___ Material for the task ___

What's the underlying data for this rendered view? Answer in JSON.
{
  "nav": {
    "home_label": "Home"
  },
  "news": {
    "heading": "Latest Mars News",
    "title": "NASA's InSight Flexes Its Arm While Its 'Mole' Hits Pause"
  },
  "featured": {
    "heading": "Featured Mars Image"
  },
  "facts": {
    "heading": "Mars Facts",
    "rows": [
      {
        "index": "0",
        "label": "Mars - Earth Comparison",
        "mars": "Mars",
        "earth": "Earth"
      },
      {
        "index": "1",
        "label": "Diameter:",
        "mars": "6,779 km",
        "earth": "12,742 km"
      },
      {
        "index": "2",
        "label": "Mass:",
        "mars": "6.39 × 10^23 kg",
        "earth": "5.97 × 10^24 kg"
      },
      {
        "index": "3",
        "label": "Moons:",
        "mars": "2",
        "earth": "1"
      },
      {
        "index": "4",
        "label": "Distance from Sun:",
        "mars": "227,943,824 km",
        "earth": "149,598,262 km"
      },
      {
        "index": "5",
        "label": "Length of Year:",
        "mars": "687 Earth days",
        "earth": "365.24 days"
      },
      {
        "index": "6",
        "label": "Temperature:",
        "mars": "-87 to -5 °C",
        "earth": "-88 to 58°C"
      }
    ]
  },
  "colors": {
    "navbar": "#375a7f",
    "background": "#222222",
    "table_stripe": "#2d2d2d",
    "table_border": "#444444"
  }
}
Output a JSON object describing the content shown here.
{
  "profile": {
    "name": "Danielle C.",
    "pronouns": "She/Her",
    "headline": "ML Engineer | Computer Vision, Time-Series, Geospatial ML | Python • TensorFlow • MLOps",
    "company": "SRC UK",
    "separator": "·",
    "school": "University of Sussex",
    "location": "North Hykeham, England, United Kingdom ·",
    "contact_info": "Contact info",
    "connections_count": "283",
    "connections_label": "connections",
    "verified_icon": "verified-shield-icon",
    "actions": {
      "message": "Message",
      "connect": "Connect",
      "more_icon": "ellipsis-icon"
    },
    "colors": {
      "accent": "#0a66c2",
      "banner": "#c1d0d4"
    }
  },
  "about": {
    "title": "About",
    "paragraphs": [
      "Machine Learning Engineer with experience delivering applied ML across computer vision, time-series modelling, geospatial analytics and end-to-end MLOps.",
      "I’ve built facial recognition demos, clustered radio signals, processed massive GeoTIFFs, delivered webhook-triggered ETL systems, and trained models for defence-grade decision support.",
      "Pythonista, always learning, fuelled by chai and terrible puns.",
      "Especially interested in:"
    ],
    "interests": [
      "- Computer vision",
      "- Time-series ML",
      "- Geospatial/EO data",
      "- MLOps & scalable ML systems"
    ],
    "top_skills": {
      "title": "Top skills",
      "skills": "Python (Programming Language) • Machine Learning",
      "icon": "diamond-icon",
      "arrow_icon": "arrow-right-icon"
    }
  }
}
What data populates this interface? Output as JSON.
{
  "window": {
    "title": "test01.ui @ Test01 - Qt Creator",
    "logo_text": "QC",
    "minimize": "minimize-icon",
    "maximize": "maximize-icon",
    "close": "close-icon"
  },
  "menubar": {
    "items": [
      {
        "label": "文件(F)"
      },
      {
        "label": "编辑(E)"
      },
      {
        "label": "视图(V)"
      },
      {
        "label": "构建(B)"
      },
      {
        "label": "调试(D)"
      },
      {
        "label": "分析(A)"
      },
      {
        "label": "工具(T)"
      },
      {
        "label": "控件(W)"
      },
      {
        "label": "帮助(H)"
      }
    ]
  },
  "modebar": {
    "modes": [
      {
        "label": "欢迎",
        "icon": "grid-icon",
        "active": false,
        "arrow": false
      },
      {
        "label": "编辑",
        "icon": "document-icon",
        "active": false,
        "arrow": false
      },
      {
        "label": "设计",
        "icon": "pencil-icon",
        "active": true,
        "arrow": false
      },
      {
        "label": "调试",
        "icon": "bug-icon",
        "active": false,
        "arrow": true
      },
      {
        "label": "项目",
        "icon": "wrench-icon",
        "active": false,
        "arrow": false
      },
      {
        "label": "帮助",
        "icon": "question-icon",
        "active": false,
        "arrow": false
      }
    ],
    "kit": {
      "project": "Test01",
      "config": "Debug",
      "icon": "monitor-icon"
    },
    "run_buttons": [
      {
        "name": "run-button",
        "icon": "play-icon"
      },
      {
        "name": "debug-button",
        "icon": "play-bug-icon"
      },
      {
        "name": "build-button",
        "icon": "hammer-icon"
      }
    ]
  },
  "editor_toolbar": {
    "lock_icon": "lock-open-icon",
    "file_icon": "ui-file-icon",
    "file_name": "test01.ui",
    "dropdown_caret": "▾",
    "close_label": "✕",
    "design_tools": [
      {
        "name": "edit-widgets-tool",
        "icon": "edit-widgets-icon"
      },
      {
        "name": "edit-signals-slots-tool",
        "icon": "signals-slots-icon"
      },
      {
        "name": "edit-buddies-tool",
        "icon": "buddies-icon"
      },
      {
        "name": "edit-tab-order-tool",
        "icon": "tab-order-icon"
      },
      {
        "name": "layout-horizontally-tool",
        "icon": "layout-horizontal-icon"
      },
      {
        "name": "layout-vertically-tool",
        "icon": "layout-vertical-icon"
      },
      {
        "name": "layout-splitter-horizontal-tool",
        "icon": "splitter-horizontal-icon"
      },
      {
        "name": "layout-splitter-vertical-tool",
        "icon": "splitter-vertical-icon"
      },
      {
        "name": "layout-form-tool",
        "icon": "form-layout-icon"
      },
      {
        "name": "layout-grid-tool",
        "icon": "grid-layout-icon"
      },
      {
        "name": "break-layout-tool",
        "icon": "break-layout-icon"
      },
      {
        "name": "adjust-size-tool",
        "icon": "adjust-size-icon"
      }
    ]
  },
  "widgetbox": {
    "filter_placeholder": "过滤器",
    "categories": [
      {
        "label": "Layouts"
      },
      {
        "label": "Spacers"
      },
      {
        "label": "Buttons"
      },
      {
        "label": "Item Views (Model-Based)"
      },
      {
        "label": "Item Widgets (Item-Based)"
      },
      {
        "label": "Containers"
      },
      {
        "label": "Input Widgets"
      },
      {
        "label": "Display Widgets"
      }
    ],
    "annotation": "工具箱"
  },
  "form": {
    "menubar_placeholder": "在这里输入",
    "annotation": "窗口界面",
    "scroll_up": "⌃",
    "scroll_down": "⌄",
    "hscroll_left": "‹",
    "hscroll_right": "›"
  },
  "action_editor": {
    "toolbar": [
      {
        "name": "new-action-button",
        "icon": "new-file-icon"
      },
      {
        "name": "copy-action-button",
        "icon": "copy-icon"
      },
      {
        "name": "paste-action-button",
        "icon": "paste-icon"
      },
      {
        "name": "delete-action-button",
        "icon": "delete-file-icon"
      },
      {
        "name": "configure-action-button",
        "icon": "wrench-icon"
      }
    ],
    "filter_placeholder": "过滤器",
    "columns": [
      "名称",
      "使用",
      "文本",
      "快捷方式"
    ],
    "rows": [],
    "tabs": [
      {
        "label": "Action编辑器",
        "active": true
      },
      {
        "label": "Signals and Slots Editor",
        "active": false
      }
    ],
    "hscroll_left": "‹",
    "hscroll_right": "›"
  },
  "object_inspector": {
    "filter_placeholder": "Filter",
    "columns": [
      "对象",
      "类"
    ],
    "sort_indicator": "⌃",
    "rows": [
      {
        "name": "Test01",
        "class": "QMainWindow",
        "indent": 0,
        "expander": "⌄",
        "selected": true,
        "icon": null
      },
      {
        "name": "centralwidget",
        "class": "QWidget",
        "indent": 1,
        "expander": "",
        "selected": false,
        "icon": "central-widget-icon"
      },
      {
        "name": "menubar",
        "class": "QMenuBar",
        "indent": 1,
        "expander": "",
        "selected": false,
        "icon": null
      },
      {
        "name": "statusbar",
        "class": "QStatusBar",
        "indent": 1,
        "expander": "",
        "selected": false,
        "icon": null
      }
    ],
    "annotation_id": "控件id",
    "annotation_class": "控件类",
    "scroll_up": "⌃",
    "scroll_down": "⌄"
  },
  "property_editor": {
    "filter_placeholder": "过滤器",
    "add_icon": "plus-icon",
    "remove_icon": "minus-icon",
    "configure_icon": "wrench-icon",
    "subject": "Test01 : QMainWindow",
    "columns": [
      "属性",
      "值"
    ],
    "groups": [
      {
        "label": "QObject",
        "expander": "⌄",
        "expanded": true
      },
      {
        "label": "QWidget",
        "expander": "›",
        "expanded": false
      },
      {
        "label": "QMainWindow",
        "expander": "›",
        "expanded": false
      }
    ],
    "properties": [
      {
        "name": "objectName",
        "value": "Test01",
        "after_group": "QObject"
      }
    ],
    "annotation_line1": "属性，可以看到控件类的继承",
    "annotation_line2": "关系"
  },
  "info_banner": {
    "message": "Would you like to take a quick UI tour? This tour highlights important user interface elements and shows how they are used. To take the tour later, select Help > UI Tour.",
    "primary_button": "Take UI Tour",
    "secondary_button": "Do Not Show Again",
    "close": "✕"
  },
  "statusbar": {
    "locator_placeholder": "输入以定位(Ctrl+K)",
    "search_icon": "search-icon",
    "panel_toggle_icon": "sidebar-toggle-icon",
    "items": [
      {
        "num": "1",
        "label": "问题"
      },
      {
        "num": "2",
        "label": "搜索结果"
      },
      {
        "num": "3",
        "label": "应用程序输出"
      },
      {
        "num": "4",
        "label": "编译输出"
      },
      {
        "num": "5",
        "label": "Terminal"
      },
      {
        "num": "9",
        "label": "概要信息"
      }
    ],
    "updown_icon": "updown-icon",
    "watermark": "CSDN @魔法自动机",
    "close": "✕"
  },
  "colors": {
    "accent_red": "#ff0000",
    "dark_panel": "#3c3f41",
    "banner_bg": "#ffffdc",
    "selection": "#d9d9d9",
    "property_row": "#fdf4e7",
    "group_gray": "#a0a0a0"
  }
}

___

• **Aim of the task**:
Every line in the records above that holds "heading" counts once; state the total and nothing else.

• **Your response**:
3